The Status of Fusarium Mycotoxins in Sub-Saharan Africa: A Review of Emerging Trends and Post-Harvest Mitigation Strategies towards Food Control Fusarium fungi are common plant pathogens causing several plant diseases. The presence of these molds in plants exposes crops to toxic secondary metabolites called Fusarium mycotoxins. The most studied Fusarium mycotoxins include fumonisins, zearalenone, and trichothecenes. Studies have highlighted the economic impact of mycotoxins produced by Fusarium (...) . These arrays of toxins have been implicated as the causal agents of wide varieties of toxic health effects in humans and animals ranging from acute to chronic.

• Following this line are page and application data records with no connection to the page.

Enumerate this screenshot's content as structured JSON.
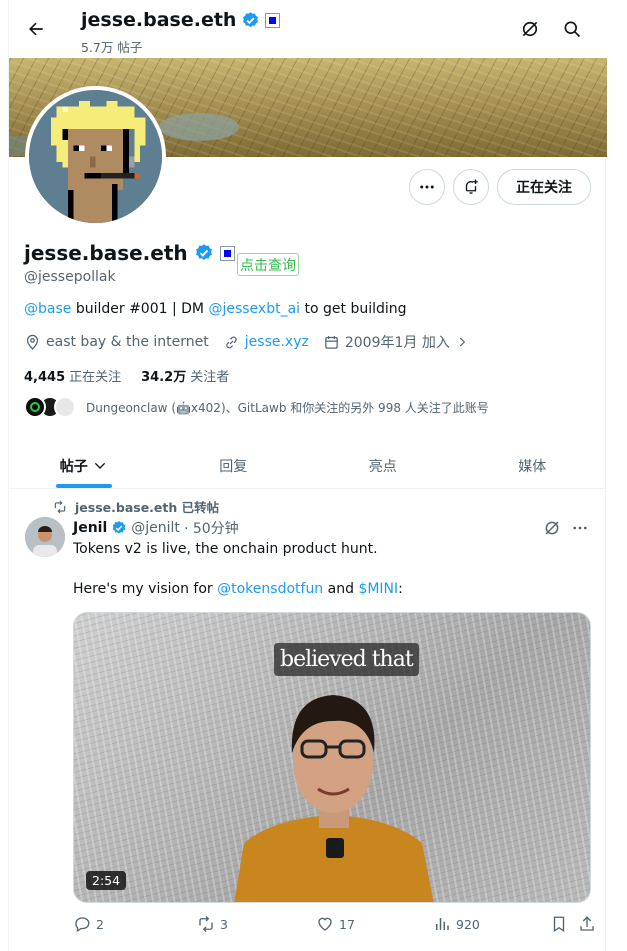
{
  "header": {
    "name": "jesse.base.eth",
    "posts_count": "5.7万 帖子"
  },
  "profile": {
    "name": "jesse.base.eth",
    "handle": "@jessepollak",
    "query_button": "点击查询",
    "follow_button": "正在关注",
    "bio": {
      "mention1": "@base",
      "text1": " builder #001 | DM ",
      "mention2": "@jessexbt_ai",
      "text2": " to get building"
    },
    "location": "east bay & the internet",
    "website": "jesse.xyz",
    "joined": "2009年1月 加入",
    "following_count": "4,445",
    "following_label": "正在关注",
    "followers_count": "34.2万",
    "followers_label": "关注者",
    "followed_by_text": "Dungeonclaw (🤖x402)、GitLawb 和你关注的另外 998 人关注了此账号"
  },
  "tabs": [
    {
      "label": "帖子"
    },
    {
      "label": "回复"
    },
    {
      "label": "亮点"
    },
    {
      "label": "媒体"
    }
  ],
  "tweet": {
    "retweet_text": "jesse.base.eth 已转帖",
    "author": "Jenil",
    "handle": "@jenilt",
    "time": "· 50分钟",
    "line1": "Tokens v2 is live, the onchain product hunt.",
    "line2_pre": "Here's my vision for ",
    "line2_mention": "@tokensdotfun",
    "line2_mid": " and ",
    "line2_cashtag": "$MINI",
    "line2_post": ":",
    "video_caption": "believed that",
    "video_duration": "2:54",
    "replies": "2",
    "retweets": "3",
    "likes": "17",
    "views": "920"
  },
  "colors": {
    "accent": "#1d9bf0",
    "verified": "#1d9bf0",
    "query_green": "#35c04c"
  }
}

Global surveillance of Fusarium mycotoxins has recorded significant progress in its control; however, little attention has been paid to Fusarium mycotoxins in sub-Saharan Africa, thus translating to limited occurrence data. In addition, legislative regulation is virtually non-existent. The emergence of modified Fusarium mycotoxins, which may
-MS/MS) was used to assess the mycotoxins in animal feed. Target mycotoxins included the zearalenone (ZEA), the fumonisins (FB1 and FB2) and trichothecenes (deoxynivalenol (DON), HT-2 and T-2 toxin). Response surface methodology (RSM) was applied to investigate the effects of time (3-7 h), temperature (30-50 °C) and pH (3-7) on the reduction. The response surface models with (R2 = 0.94-0.99) were significantly fitted to predict mycotoxins in contaminated PKC. Furthermore, the method ensured (...) The use of innovative and efficient nanocomposite (magnetic graphene oxide) for the reduction on of Fusarium mycotoxins in palm kernel cake Adsorption plays an important role in the removal of mycotoxins from feedstuffs. The main objective of this study was to investigate the efficacy of using magnetic graphene oxide nanocomposites (MGO) as an adsorbent for the reduction of Fusarium mycotoxins in naturally contaminated palm kernel cake (PKC). Liquid chromatography-tandem mass spectrometry (LC